One of the first things I noticed upon entering the exhibition See the Light—Photography, Perception, Cognition: The Marjorie and Leonard Vernon Collection is the numerous quadrants of photographs arranged on the first wall. (Previously discussed in this Unframed post.) The four photographs in each grouping represent the four themes covered in the exhibition: descriptive naturalism, subjective naturalism, experimental modernism, and romantic modernism.
A number of photographs by William Henry Fox Talbot, one of the earliest adopters and promoters of photography, are included to illustrate the descriptive naturalism theme of See the Light. And understandably so—as a witness, and even a competitor, to the earliest methods of making photographs, Talbot was interested in the lens’ ability to act as testimonial to what was situated in front of it. He trusted the lens to depict and describe reality better than the eye or through written observation.
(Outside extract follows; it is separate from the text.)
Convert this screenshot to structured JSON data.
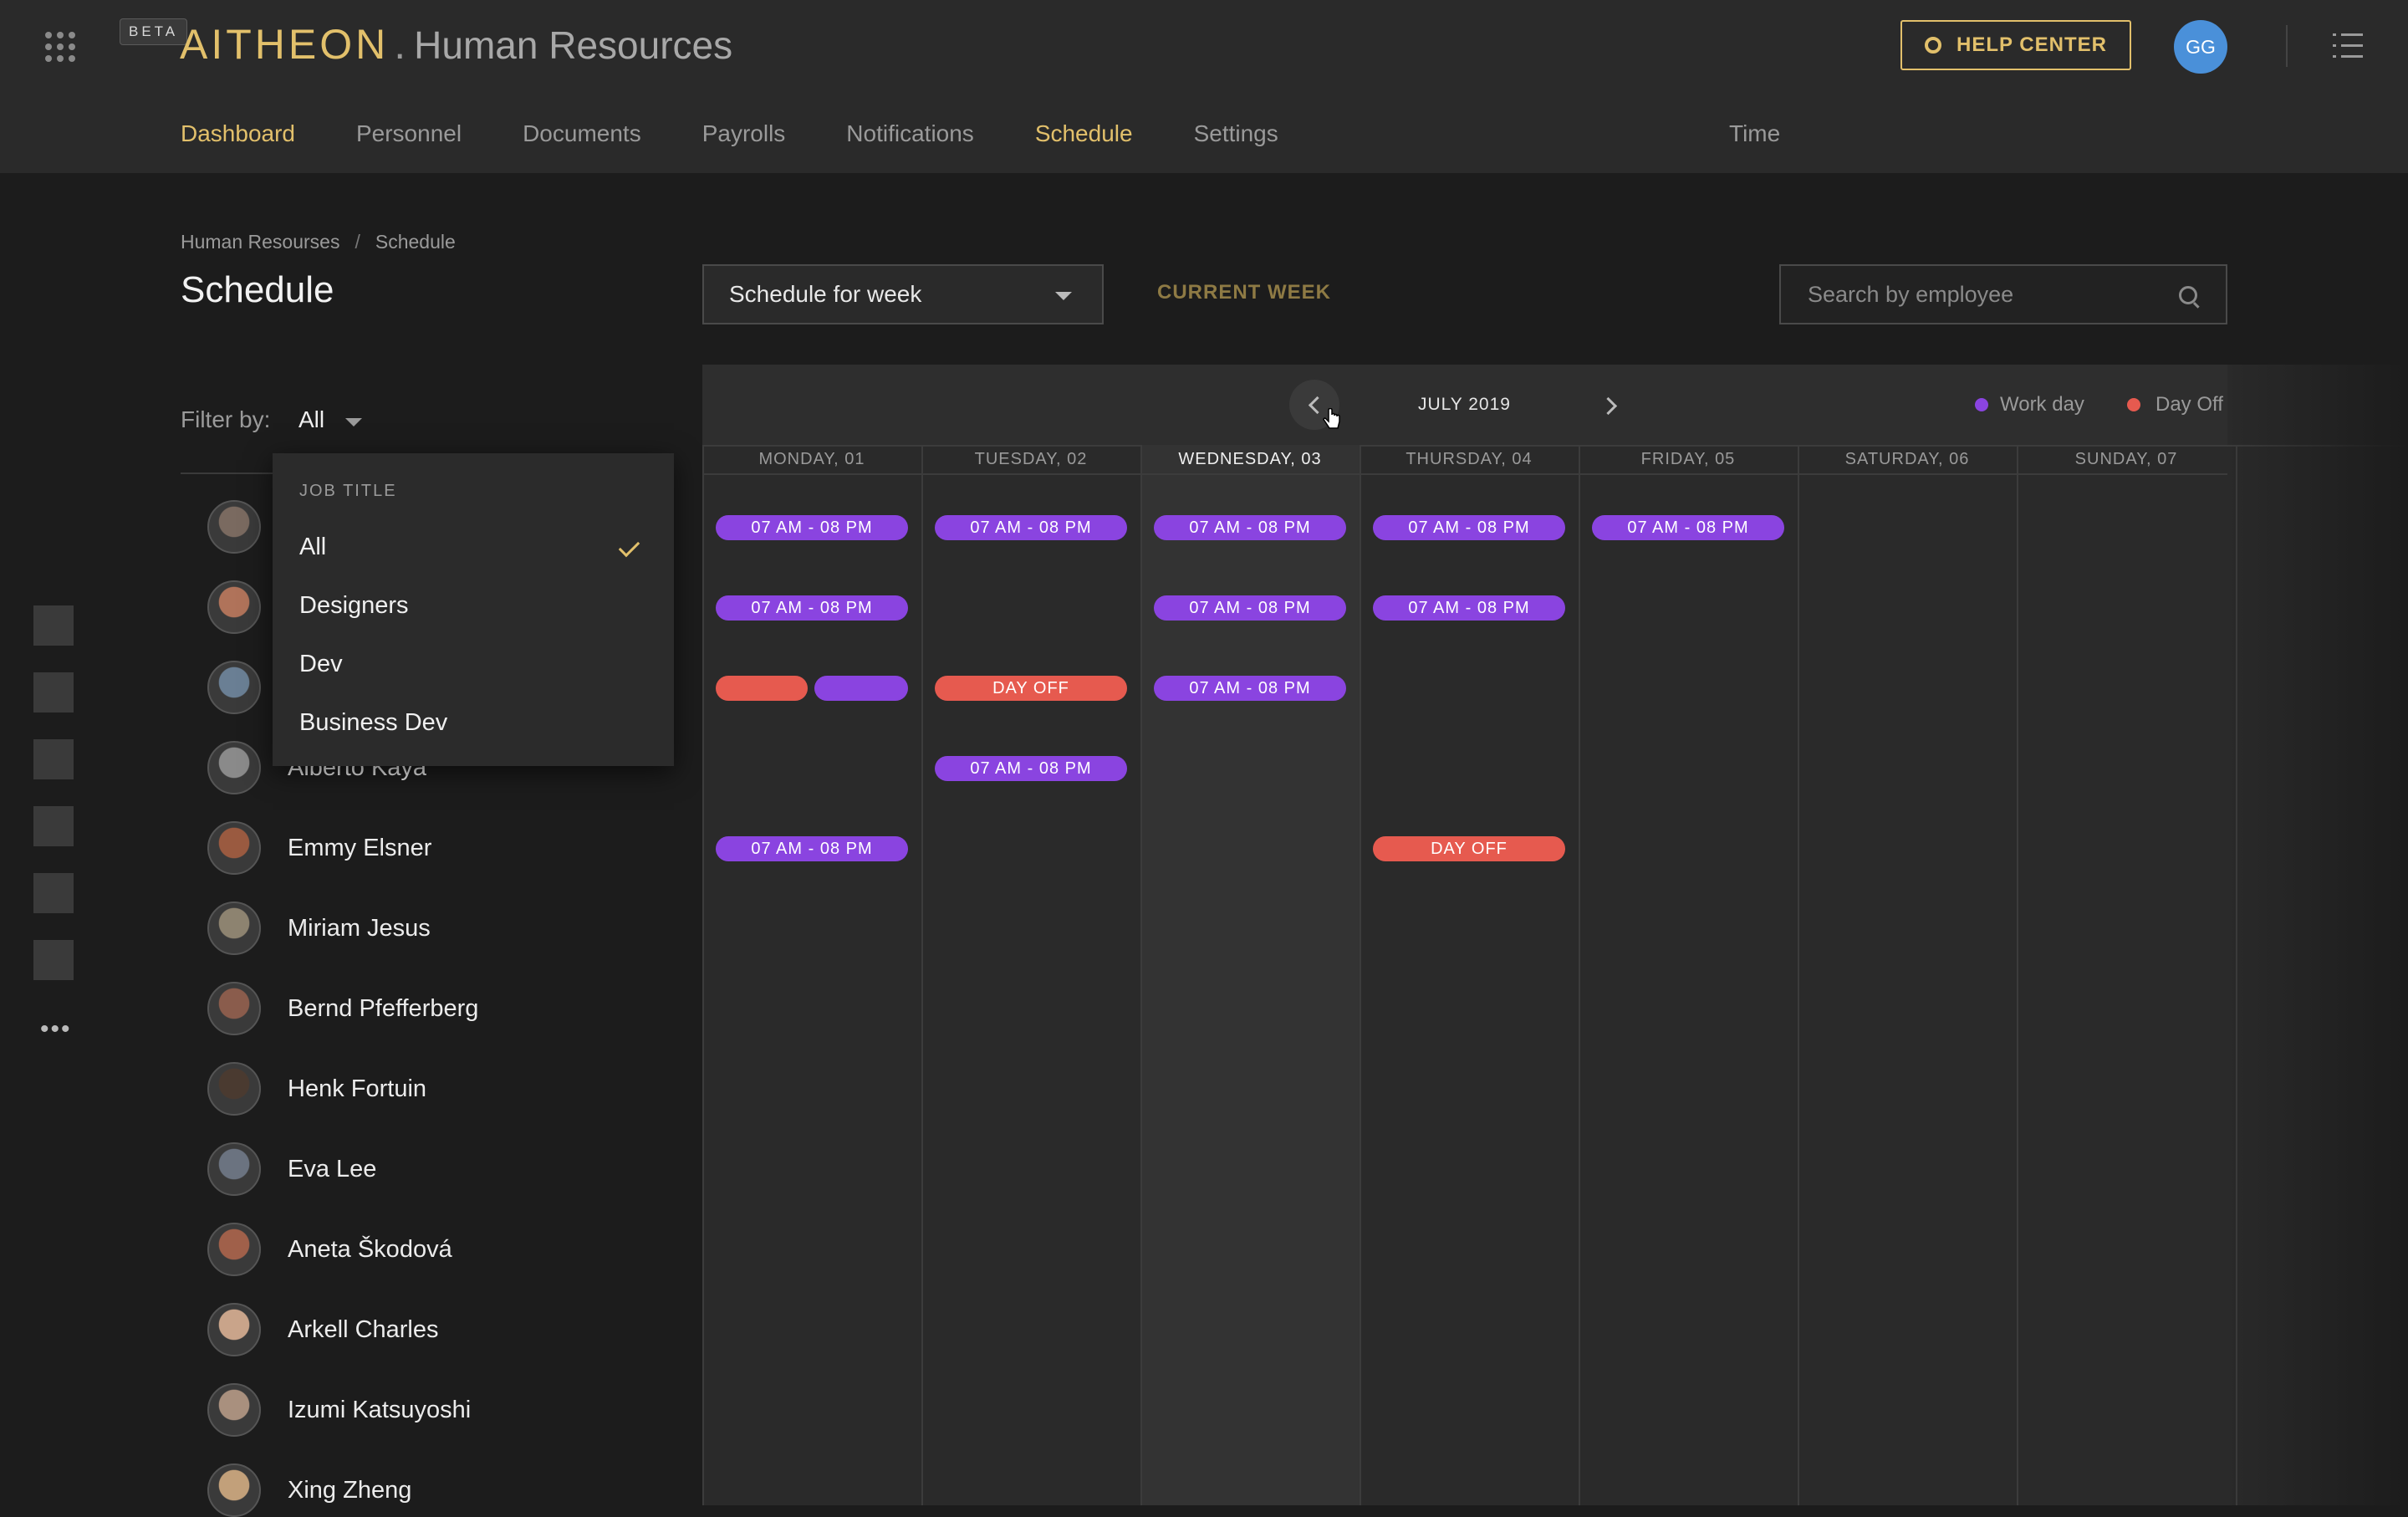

This photograph was made in 1844, a few years after the invention of commercial photography in 1839. Talbot used the method he invented—calotype—to construct this meticulously arranged field of china. Calotype, a process involving paper coated with silver iodide, was a departure from the daguerrotype, which required heavy plates and numerous contraptions to render an image. Talbot considered the ability to create images on paper a substitute to drawing as documentation. (It should be noted, however, that the calotype produced a less-detailed product than the daguerrotype.)
In The Pencil of Nature, published in London in the same year that the photograph (above) was made (Articles of China was also one of the plates of the book), Talbot writes that the illustrations in the book “have been obtained by the mere action of Light upon sensitive paper. They have been formed or depicted by optical and chemical means alone, and without the aid of any one acquainted with the art of drawing.”
Talbot continues, “The more strange and fantastic the forms of his old teapots, the more advantage in having their pictures given instead of their descriptions.” I imagine he might have been referring to an object such as the one above.
It’s remarkable to read Talbot’s description of this image in the context of our visually saturated environment. To our 21st-century eye, Articles of China might perhaps be read as a simple grouping of porcelain objects. In essence, it is the consummate showcase for descriptive naturalism—it accurately represents the reality of that scene. To Talbot, however, someone who was exploring the nascent medium of photography, this picture presented an opportunity to capture all the intricate details present in each of the pieces of china.
We take this practical aspect of photography for granted, but it’s incredible to consider that, just a mere decade before this picture was made, the only options to depict reality were either through painting, sculpture, or drawing. Talbot was right to examine and promote the possibilities of the medium. He writes, “The articles represented on this plate are numerous: but, however numerous the objects—however complicated the arrangement—the Camera depicts them all at once.”
Although the mode of descriptive naturalism seems to have organically come about upon the invention of photography, its use is not unique to the 19th century. Straddling the boundaries between art and science, the crux of the descriptive naturalist strategy in photography—to serve as an objective eye—is still being used today. (The built-in camera on phones, for instance, often functions as a machine that produces testimony/proof of an event.) It’s a rare opportunity to encounter the entire span of the history of photography in a singular exhibition, but when we do, we might realize that our passive consumption and production of images are linked to a trope that was the subject of fascination in the 1840s.
Linda Theung, editor